by Steven J. Owens (unless otherwise attributed)
Andrew Plato writes:
>> "It's difficult to rank technical writers along with Engineers,
>> because people who go into tech writing and QA are usually people
>> who tried to be Engineers and failed.
>Your boss is correct in some regards. Many writers are writers
>because they aspire no further. Half the writers I meet are writers
>only because they want to pay the bills and cannot get a job doing
>anything else. This might not be the case for yourself, but it is for
>a lot of writers out there (in my experience).
I really have to take issue with this.
Before I get into details, I should caveat the following with the facts that a) I am one of the more technical folks, and b) in fact I also left tech writing for consulting (doing Perl/Java/RDBMS dev for web sites).
Also, in most of the following, I base my comments on experience in the software development world. I will caveat that caveat with the fact that most of what I've heard from other writers backs up my statements, and in any event I have heard statistics that place the distribution of technical writing work at something like 50% in the computer/software industry.
I know the common stereotype of a technical writer is that of a failed engineer or programmer who becomes a writer because they can't hack the serious work.
I also know why this arises - because of the common management misfocus on hiring knowledge domain experts to write books instead of hiring writers. This happens because it's easier to figure out whether somebody knows about or is experienced in a knowledge domain than to figure out if they're a good technical writer. The fact that writing ability has a lot more to do with whether the book is readable or not than knowledge of the topic kind of slips by management. (You can get knowledge, and in fact being good at getting knowledge - interviewing, taking notes, organizing the mess into a coherent whole - is a critical skill for a technical writer, but it's pretty hard to develop writing ability within the scope of such a project).
This leads to subsequent confusion between cause and effect, and hence we get the stereotype.
In my experience, I know far more people who, like myself, are failed technical writers turned programmer (or engineer or whatever) than vice versa. This happens quite simply because a) leaving aside the skill and talent issues, writing is a lot more difficult in everyday terms - in sheer obnoxiousness of the job situation - than being a programmer, and b) writing doesn't pay nearly as much as programming, in either cash or respect.
I have no doubt some programmer is getting ready to jump down my throat for comment (a). So I should say up front that I believe programming is demanding and requires talent, and in fact programmers have difficult jobs. However, to clarify "writing is a lot more difficult", I'm talking about sheer day-to-day obstacles to writing. Let's look at a few:
The ratio of writers to projects is almost always the opposite of the ratio of engineers to projects. Typical industry ratio is one writer to every ten engineers. On a software dev project you'll usually see a team of engineers and one writer - who also has responsibilities to other projects.
Writers are also largely self-managing; they have to be, because they so seldom work in a team-writing situation (team situations can be a lot of fun, when it works right). Although the odds are not great for a programmer to be managed by somebody with a technology background (let alone a programming background), what are the odds for the writer to be managed by somebody with a writing background?

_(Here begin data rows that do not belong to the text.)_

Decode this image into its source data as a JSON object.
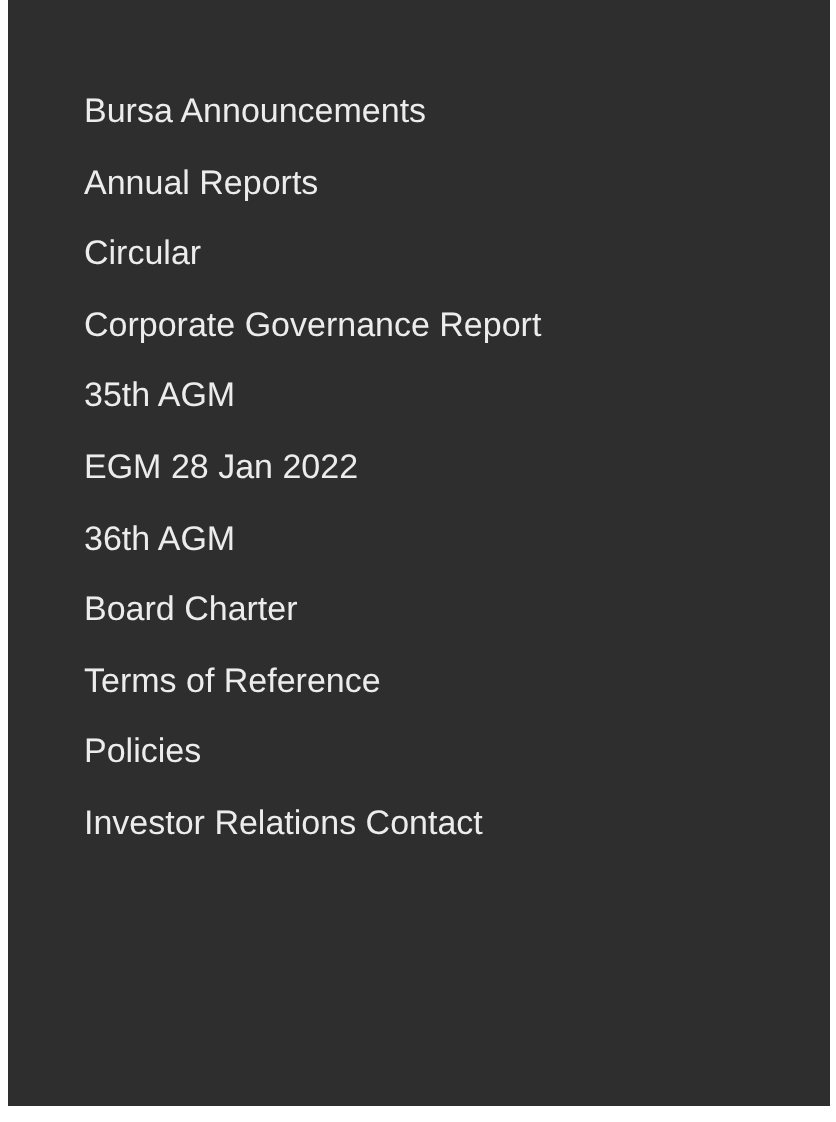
{
  "menu": {
    "items": [
      {
        "label": "Bursa Announcements"
      },
      {
        "label": "Annual Reports"
      },
      {
        "label": "Circular"
      },
      {
        "label": "Corporate Governance Report"
      },
      {
        "label": "35th AGM"
      },
      {
        "label": "EGM 28 Jan 2022"
      },
      {
        "label": "36th AGM"
      },
      {
        "label": "Board Charter"
      },
      {
        "label": "Terms of Reference"
      },
      {
        "label": "Policies"
      },
      {
        "label": "Investor Relations Contact"
      }
    ]
  }
}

Writers also have to contend with the fundamental contradiction that they always have to do the most to adapt to changes, while having the least influence over whether that change will happen or not. And, if things come to a showdown, regardless of who's right, who do you think will lose - the writer or the engineer who gets paid twice as much?
If you define the interface of a product as the part that the user directly interacts with, then that includes the documentation (both the online help and the printed docs). Hence writers are responsible for a large chunk of the interface. Yet they have the most constraints in developing it. They are required, by the role most employers force them into, to react to change, not to initiate it.
In the ideal world, the writer works with a stable product that is undergoing final Q&A. In the real world writers work with barely-usable or unusable products 99% of the time - and again, this is not the programmers' fault, it's a result of a variety of office-political, market, and economic pressures. But the net effect on the writer is still the same.
Writers typically have more severe deadlines than engineers - whatever the engineers' deadline is, only three to six weeks earlier. Document printing usually requires at least three weeks lead time and more often three to six weeks. Management wants that product shipped out the door as soon as possible, and although they'll scream bloody murder if the docs aren't done, they don't consider the docs as part of the "as soon as possible" equation. (No doubt in part this goes back to both the ratio and the relative pay scale).
It's no wonder so many people get fed up with it and leave for more lucrative jobs.